Fowlea Bank, Basford
In 1769, Robert Emery, a farmer from Derbyshire, built the what became
the "Queen's Arms" public house at the top of Fowlea Bank. (The term
"Basford Bank" did not come into general use until the beginning of the 19th
In 1795 the public house and surrounding estate were described as
"A Copyhold Estate, situate at Foley Bank,
containing about 16 Acres of land with a large and good Brick house of
three stories high, well known by the sign of the Queens Arms, Stable,
Hogsties, Ballyard, Garden and Bowling Green thereto belonging, now in
the occupation of Mr Charles Coxon, at the yearly rent of £48."
Charles Coxon was the tenant between c.1784 and 1805.
First built in 1769 and re-built in 1881 the
public house has had a variety of names over the years:
"New Inn", "Queen's Arms", "The Bowling
Green Inn", "The Belle View Inn", "The Queen's Head Inn", "The Queen's
Hotel" and now simply "The Queen's"
The Queens - 2008
1878 OS map of the
note the Bowling Green next to the inn
The Queens Arms
public house occupied a prominent position on the edge of the
Potteries and for that reason was a favoured meeting place for local
For example, the
Staffordshire Advertiser reported in 1822 that the First Etruria Friendly
Society, consisting of 429 members......
"proceeded in the usual
manner to Basford and partook of an excellent and sumptuous dinner
provided by Mr Greaves."
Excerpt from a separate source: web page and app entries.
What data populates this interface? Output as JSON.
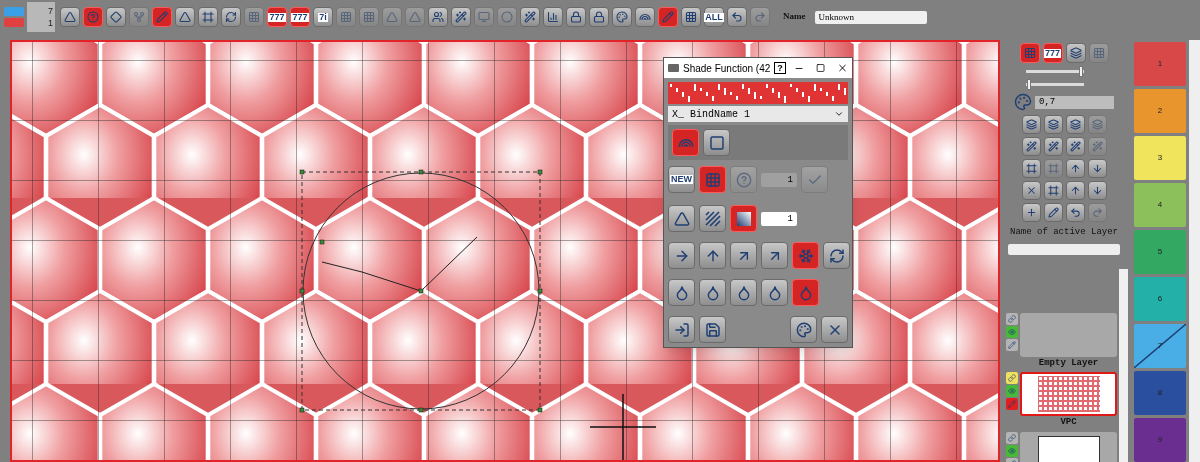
{
  "toolbar": {
    "counts": [
      "7",
      "1"
    ],
    "buttons": [
      {
        "kind": "shade",
        "selected": false,
        "disabled": false
      },
      {
        "kind": "help",
        "selected": true,
        "disabled": false
      },
      {
        "kind": "diamond",
        "selected": false,
        "disabled": false
      },
      {
        "kind": "fork",
        "selected": false,
        "disabled": true
      },
      {
        "kind": "pencil",
        "selected": true,
        "disabled": false
      },
      {
        "kind": "shade",
        "selected": false,
        "disabled": false
      },
      {
        "kind": "frame",
        "selected": false,
        "disabled": false
      },
      {
        "kind": "rotate",
        "selected": false,
        "disabled": false
      },
      {
        "kind": "grid",
        "selected": false,
        "disabled": true
      },
      {
        "kind": "text",
        "label": "777",
        "selected": true,
        "disabled": false
      },
      {
        "kind": "text",
        "label": "777",
        "selected": true,
        "disabled": false
      },
      {
        "kind": "text",
        "label": "7i",
        "selected": false,
        "disabled": false
      },
      {
        "kind": "grid",
        "selected": false,
        "disabled": true
      },
      {
        "kind": "grid",
        "selected": false,
        "disabled": true
      },
      {
        "kind": "shade",
        "selected": false,
        "disabled": true
      },
      {
        "kind": "shade",
        "selected": false,
        "disabled": true
      },
      {
        "kind": "people",
        "selected": false,
        "disabled": false
      },
      {
        "kind": "wand",
        "selected": false,
        "disabled": false
      },
      {
        "kind": "monitor",
        "selected": false,
        "disabled": true
      },
      {
        "kind": "circle",
        "selected": false,
        "disabled": true
      },
      {
        "kind": "wand",
        "selected": false,
        "disabled": false
      },
      {
        "kind": "chart",
        "selected": false,
        "disabled": false
      },
      {
        "kind": "lock",
        "selected": false,
        "disabled": false
      },
      {
        "kind": "lock",
        "selected": false,
        "disabled": false
      },
      {
        "kind": "palette",
        "selected": false,
        "disabled": false
      },
      {
        "kind": "rainbow",
        "selected": false,
        "disabled": false
      },
      {
        "kind": "pencil",
        "selected": true,
        "disabled": false
      },
      {
        "kind": "grid",
        "selected": false,
        "disabled": false
      },
      {
        "kind": "text",
        "label": "ALL",
        "selected": false,
        "disabled": false
      },
      {
        "kind": "undo",
        "selected": false,
        "disabled": false
      },
      {
        "kind": "redo",
        "selected": false,
        "disabled": true
      }
    ],
    "name_label": "Name",
    "name_value": "Unknown"
  },
  "dialog": {
    "title": "Shade Function (42",
    "help": "?",
    "binding": "X_ BindName 1",
    "rows": [
      [
        {
          "kind": "rainbow",
          "selected": true,
          "disabled": false
        },
        {
          "kind": "square",
          "selected": false,
          "disabled": false
        }
      ],
      [
        {
          "kind": "text",
          "label": "NEW",
          "selected": false,
          "disabled": false
        },
        {
          "kind": "grid",
          "selected": true,
          "disabled": false
        },
        {
          "kind": "help",
          "selected": false,
          "disabled": true
        },
        {
          "kind": "field",
          "value": "1",
          "disabled": true
        },
        {
          "kind": "check",
          "selected": false,
          "disabled": true
        }
      ],
      [
        {
          "kind": "shade",
          "selected": false,
          "disabled": false
        },
        {
          "kind": "stripes",
          "selected": false,
          "disabled": false
        },
        {
          "kind": "gradient",
          "selected": true,
          "disabled": false
        },
        {
          "kind": "field",
          "value": "1",
          "disabled": false
        }
      ],
      [
        {
          "kind": "arrow-right",
          "selected": false,
          "disabled": false
        },
        {
          "kind": "arrow-up",
          "selected": false,
          "disabled": false
        },
        {
          "kind": "arrow-diag",
          "selected": false,
          "disabled": false
        },
        {
          "kind": "arrow-diag",
          "selected": false,
          "disabled": false
        },
        {
          "kind": "snowflake",
          "selected": true,
          "disabled": false
        },
        {
          "kind": "rotate",
          "selected": false,
          "disabled": false
        }
      ],
      [
        {
          "kind": "droplet",
          "selected": false,
          "disabled": false
        },
        {
          "kind": "droplet",
          "selected": false,
          "disabled": false
        },
        {
          "kind": "droplet",
          "selected": false,
          "disabled": false
        },
        {
          "kind": "droplet",
          "selected": false,
          "disabled": false
        },
        {
          "kind": "droplet",
          "selected": true,
          "disabled": false
        }
      ],
      [
        {
          "kind": "import",
          "selected": false,
          "disabled": false
        },
        {
          "kind": "save",
          "selected": false,
          "disabled": false
        },
        {
          "kind": "spacer"
        },
        {
          "kind": "palette",
          "selected": false,
          "disabled": false
        },
        {
          "kind": "close",
          "selected": false,
          "disabled": false
        }
      ]
    ]
  },
  "layer_panel": {
    "mode_buttons": [
      {
        "kind": "grid",
        "selected": true,
        "disabled": false
      },
      {
        "kind": "text",
        "label": "777",
        "selected": true,
        "disabled": false
      },
      {
        "kind": "layers",
        "selected": false,
        "disabled": false
      },
      {
        "kind": "grid",
        "selected": false,
        "disabled": true
      }
    ],
    "sliders": [
      {
        "level": 0.95
      },
      {
        "level": 0.05
      }
    ],
    "opacity": "0,7",
    "tools": [
      {
        "kind": "layers",
        "disabled": false
      },
      {
        "kind": "layers",
        "disabled": false
      },
      {
        "kind": "layers",
        "disabled": false
      },
      {
        "kind": "layers",
        "disabled": true
      },
      {
        "kind": "wand",
        "disabled": false
      },
      {
        "kind": "wand",
        "disabled": false
      },
      {
        "kind": "wand",
        "disabled": false
      },
      {
        "kind": "wand",
        "disabled": true
      },
      {
        "kind": "frame",
        "disabled": false
      },
      {
        "kind": "frame",
        "disabled": true
      },
      {
        "kind": "arrow-up",
        "disabled": false
      },
      {
        "kind": "arrow-down",
        "disabled": false
      },
      {
        "kind": "close",
        "disabled": false
      },
      {
        "kind": "frame",
        "disabled": false
      },
      {
        "kind": "arrow-up",
        "disabled": false
      },
      {
        "kind": "arrow-down",
        "disabled": false
      },
      {
        "kind": "plus",
        "disabled": false
      },
      {
        "kind": "pencil",
        "disabled": false
      },
      {
        "kind": "undo",
        "disabled": false
      },
      {
        "kind": "redo",
        "disabled": true
      }
    ],
    "name_label": "Name of active Layer",
    "layers": [
      {
        "name": "Empty Layer",
        "kind": "empty",
        "selected": false,
        "visible": true
      },
      {
        "name": "VPC",
        "kind": "pattern",
        "selected": true,
        "visible": true
      },
      {
        "kind": "blank",
        "selected": false,
        "visible": true
      }
    ]
  },
  "palette": [
    {
      "label": "1",
      "color": "#d84848",
      "crossed": false
    },
    {
      "label": "2",
      "color": "#e8952e",
      "crossed": false
    },
    {
      "label": "3",
      "color": "#f0e45c",
      "crossed": false
    },
    {
      "label": "4",
      "color": "#8cc05a",
      "crossed": false
    },
    {
      "label": "5",
      "color": "#32a862",
      "crossed": false
    },
    {
      "label": "6",
      "color": "#22b0a8",
      "crossed": false
    },
    {
      "label": "7",
      "color": "#4aaee6",
      "crossed": true
    },
    {
      "label": "8",
      "color": "#2a4f9e",
      "crossed": false
    },
    {
      "label": "9",
      "color": "#6a2e90",
      "crossed": false
    }
  ]
}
(John Greaves was the
landlord between c.1810 and 1836).
The bowling green
attached to the public house also attracted a "respectable" clientele and
the season was opened by a dinner for subscribers at the public house
towards the end of May each year.
This aspect of its trade was developed by Henry Platt who became the
tenant in 1861......he renamed the pub "The Bowling Green Inn" and in
1864 he changed the name again to "The Belle View Inn."
In that year the first proper running track in the Potteries was laid
out next to the pub and a meeting organised for August consisting of a one
mile handicap open to "All England". First prize was a patent lever stop
watch, with second and third prizes being £1 and 10s respectively.
Admission to the ground was 6d and the meeting was well supported by local
people some of whom came by way of Etruria Station at the bottom of
In 1869 the public house was described as follows:
"The Premises are situated in a most healthy neighbourhood, on an
elevation, commanding a large and beautiful view. The House contains two
vaults, one 90 feet long, smoke room, tap room, large kitchen, two
cellars, and room for storage of 200 barrels of ale, a large club room
upstairs, and seven bedrooms. There is close to the house a boarded
recreation ground, bowling green, about six acres of pasture land, a
large banqueting hall, dancing platform and orchestra. Good stabling.
Dinners and teas have been provided for parties residing at a distance
to the number of four or five thousand persons, and entire satisfaction
given in all instances."
In 1873 Henry Platt left to take over the Rudyard Lake Hotel and five
years later the public house and adjacent property were bought by Henry
Parker for £8,500.
His company, Parkers Burslem Brewery Company, rebuilt the public house
(around 1881) renaming it "The Queens Hotel".
The company also erected 6 houses known as "Bell Vue Terrace" on
Etruria Road in 1887, and 14 houses known ass "Parkers Terrace" in Brick
Kiln Lane. The latter development was demolished during the construction
of the A500.
Andrew Dobraszczyc's notes